This first book in the sci-fi/fantasy series follows the stories of three women inside a world with special powers. The environment plays an important role in this story, so potential readers keep that in mind as well.
So far, N.K. Jemisin has also written has a couple of others series: two The DreamBlood books, and The Inheritance Trilogy. In addition, she has published the first book in a new trilogy: The City We Became.
1Q84 by Haruki Murakami
Set in Tokyo in 1984, a young woman discovers an alternate universe: 1Q84. Her story connects with that of a writer and then developments get even more complicated. The “Q” in the title has a special meaning, but you’ll have to read the book to find out what it is.
Haruki Murakami is a short story writer, and novelist. He has also translated works into Japanese by different American authors.
According to Terry Hong’s Library Journal review, this book was a bestseller in Japan and is a “love story, a mystery, a fantasy, a novel of self-discovery, a dystopia to rival George Orwell’s.”
Among the many readers of Murakami’s works is RM, leader of K-pop group BTS.
Party of Two by Jasmine Guillory
Romance meets law and politics in this story, the fifth book in Jasmine Guillory’s Wedding Date series.
As many romance readers know, racism in the genre has been a long-time problem. Notably, Guillory writes stories with diverse characters—especially African American characters.
2666 by Roberto Bolaño
An eclectic group of people make their way to the border town of Santa Teresa in Mexico. They are searching for answers in that area, since women have been disappearing there for ten years.
Several of Roberto Bolaño‘s works were set in Mexico, where he lived for a time. 2666 is one of the Chilean author’s most well-known books, and is a National Book Critics Circle Award Winner.
In addition, he won the Rómulo Gallegos Prize; Bolaño was a promising Latin America literary figure and after his death, much of his work was translated into English.

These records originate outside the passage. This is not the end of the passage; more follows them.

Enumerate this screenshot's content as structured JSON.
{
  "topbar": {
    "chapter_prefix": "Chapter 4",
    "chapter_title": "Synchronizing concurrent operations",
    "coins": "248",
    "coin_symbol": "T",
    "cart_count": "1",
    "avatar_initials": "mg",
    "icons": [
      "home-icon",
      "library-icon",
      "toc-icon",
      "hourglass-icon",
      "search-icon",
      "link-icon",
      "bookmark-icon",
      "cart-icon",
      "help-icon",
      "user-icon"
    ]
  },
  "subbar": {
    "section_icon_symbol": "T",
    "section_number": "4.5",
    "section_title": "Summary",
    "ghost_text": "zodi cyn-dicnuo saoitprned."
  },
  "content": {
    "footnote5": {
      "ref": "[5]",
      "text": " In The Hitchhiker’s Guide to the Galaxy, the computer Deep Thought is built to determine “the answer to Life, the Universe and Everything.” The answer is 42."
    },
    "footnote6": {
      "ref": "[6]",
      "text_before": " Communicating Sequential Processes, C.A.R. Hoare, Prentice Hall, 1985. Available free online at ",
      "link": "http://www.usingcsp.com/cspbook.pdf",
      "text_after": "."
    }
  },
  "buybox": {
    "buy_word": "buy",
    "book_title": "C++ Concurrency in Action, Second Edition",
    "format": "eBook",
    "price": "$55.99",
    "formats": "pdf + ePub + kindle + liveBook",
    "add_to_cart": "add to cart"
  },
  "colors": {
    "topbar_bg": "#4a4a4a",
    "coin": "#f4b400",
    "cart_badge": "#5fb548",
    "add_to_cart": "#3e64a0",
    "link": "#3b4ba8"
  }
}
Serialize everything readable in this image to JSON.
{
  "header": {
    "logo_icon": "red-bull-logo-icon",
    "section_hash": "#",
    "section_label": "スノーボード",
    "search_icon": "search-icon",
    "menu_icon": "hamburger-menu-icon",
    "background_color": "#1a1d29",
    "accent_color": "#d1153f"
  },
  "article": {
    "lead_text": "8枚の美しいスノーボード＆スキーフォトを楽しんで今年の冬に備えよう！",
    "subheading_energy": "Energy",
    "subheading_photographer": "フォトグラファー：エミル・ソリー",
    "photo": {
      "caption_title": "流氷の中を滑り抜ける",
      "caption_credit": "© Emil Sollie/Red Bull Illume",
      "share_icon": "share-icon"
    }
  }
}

If you’re interested in additional titles beyond this list, there are a bunch of non-fiction, history books with years for titles. For example, there’s 1776 by David McCullough and 1666 by Rebecca Rideal, just to name a few.